TELANDER: We’re getting closer, but it’s still risky for gay male athletes to come out
BY RICK TELANDER email@example.com February 23, 2013 6:26PM
FILE - In this Nov. 14, 2009, file photo, Robbie Rogers, of the United States, eyes the ball during the friendly soccer match against Slovakia in Bratislava, Slovakia. Former MLS and U.S. national team player Robbie Rogers says he is gay. In a post on his personal website, Rogers writes: "Life is only complete when your loved ones know you. ... Try explaining to your loved ones after 25 years you are gay."(AP Photo/Petr David Josek, File) ORG XMIT: NY158

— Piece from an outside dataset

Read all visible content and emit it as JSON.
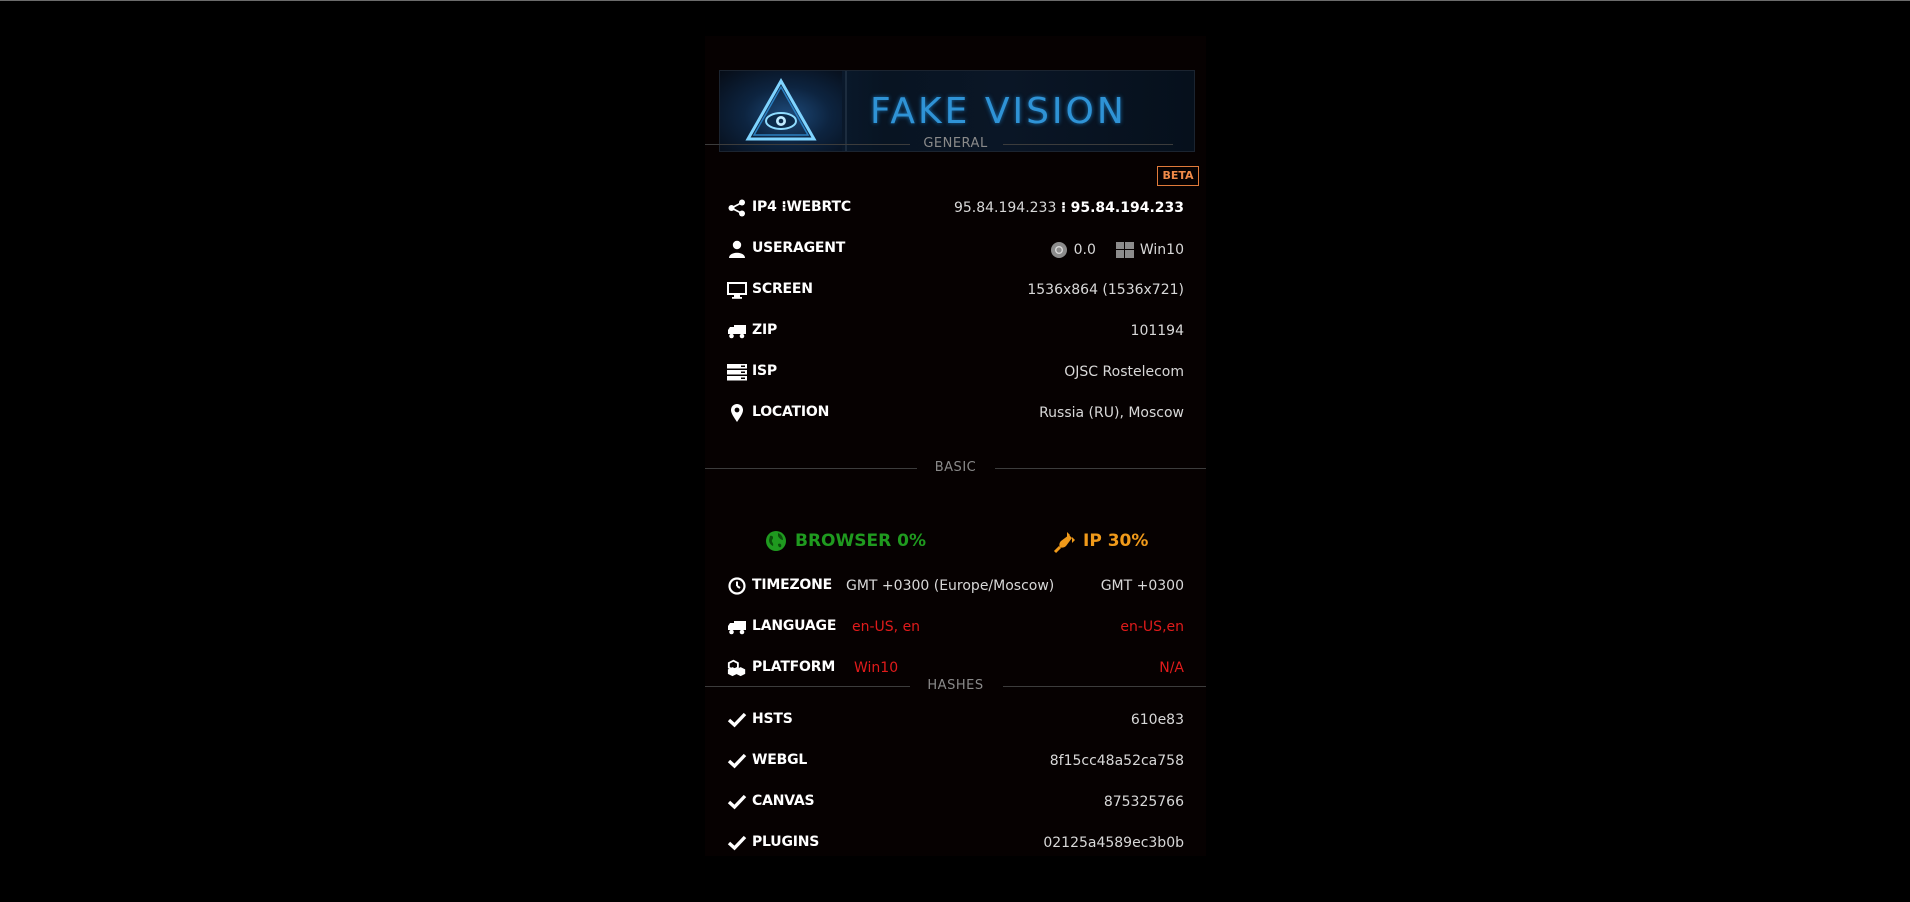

Updated: March 25, 2013 6:16AM
That first superstar gay
athlete is out there.
I don’t know who he is, but he is there.
And I don’t think it will be long before he tells the world who he is.
You’ll notice I didn’t say ‘‘she.’’
There already have been loads of ‘‘out’’ lesbian athletes. Former basketball stars Sheryl Swoopes and Carol Blazejowski and U.S. women’s soccer star Megan Rapinoe quickly come to mind. Martina Navratilova, Billie Jean King and Amelie Mauresmo in tennis. Why, even the UFC’s Liz Carmouche, a former Marine who fought Ronda Rousey on Saturday, is out and open.
Close, but not yet. The stakes are still too high.
Pro soccer player Robbie Rogers, whose Major League Soccer rights are owned by the Fire, recently announced he was gay, then said it was time to ‘‘step away’’ from the sport. The guy’s only 25, and maybe he’ll be back. Hopefully without issue.
But you almost can hear that drunken voice in the stadium crowd yelling a gay slur. Or an opponent whispering it. Or a teammate moving to the other side of the locker room. For a man, there could be glances, tweets, whispers, even violence.
But it’s getting closer all the time. The world around gay athletes is evolving. Someday, maybe even the homosexual male couple on ‘‘Modern Family’’ won’t have to be so overtly effeminate.
Two weeks ago, openly gay USA Today columnist Craig Wilson, a guy I’ve been reading for years because he deals with Baby Boomer issues with insight and humor, recounted wistfully ‘‘the time, years ago, when gays were exotic. Interesting even.’’ He admitted to a young woman in a grocery store that he ‘‘feared gays were becoming so common we were turning into Ozzie and Harriet, although I had to explain to her who Ozzie and Harriet were.’’
Shortly after the Super Bowl, Sports on Earth columnist Chuck Culpepper wrote about thanking Baltimore Ravens linebacker Brendon Ayanbadejo for standing up for gay rights, telling us — but not quite Ayanbadejo — he is gay. I’ve known Chuck for years. So have just about all veteran sportswriters. He has worked all over the United States, even England. He’s a great, self-deprecating, talented journalist and a fine friend.
I don’t know who didn’t know Chuck was gay. I think I honestly can say nobody cared or cares. Not in our group. Who has time for it? What difference does it make?
But in pro sports, big-time pro sports — NFL, NBA, MLB, NHL — it’s not quite the same.
Someday soon. Almost.
† CRITICS WHO WANT Derrick Rose to hurry up with his rehab from a torn anterior cruciate ligament in his left knee and get back on the court, the ones who imply that after 10 months of recovery Rose must be lazy or malingering, should ponder this: Milwaukee Brewers first baseman Mat Gamel tore his ACL and had surgery 10 months ago, just like Rose. Gamel came back for spring training, rushing it a little, and tore the same ACL during the first full-squad workout. Out for the season.
† THE INTERNATIONAL OLYMPIC COMMITTEE has voted wrestling — real wrestling, not Hulk Hogan-style choreography — out of the Olympics.
This is so preposterous, so lacking in real-world appreciation of competition and sports history, that it seems it must be a joke, like NASCAR voting engines out of race cars. But it isn’t a joke.
Wrestling is an unglamorous, incredibly difficult sport. The boys and men — and girls and women — who participate in it and take it seriously are precisely the kind of athletes the Olympics should extol. Theirs is truly a discipline built on spirit, desire and competition for its own beautiful sake.
And history? Wrestling is one of the five original sports of the ancient and modern Olympics. And the Eurocentric, anybody-got-a-bribe IOC says it instead needs to promote the pastiche sport of modern pentathlon, a thing consisting of pistol-shooting, fencing, 200-meter freestyle swimming, show jumping and a 3-kilometer cross-country run?
Maybe you should feel better, former Chicago Olympics 2016 organizers and politicians. At least you know the IOC, which gave the Games to Rio de Janeiro, is made up of blue-blooded, half-witted, corruptible, on-the-make aristocratic jerks. But maybe you should have known that long ago.
After all, is that really much different from sweet home Chicago?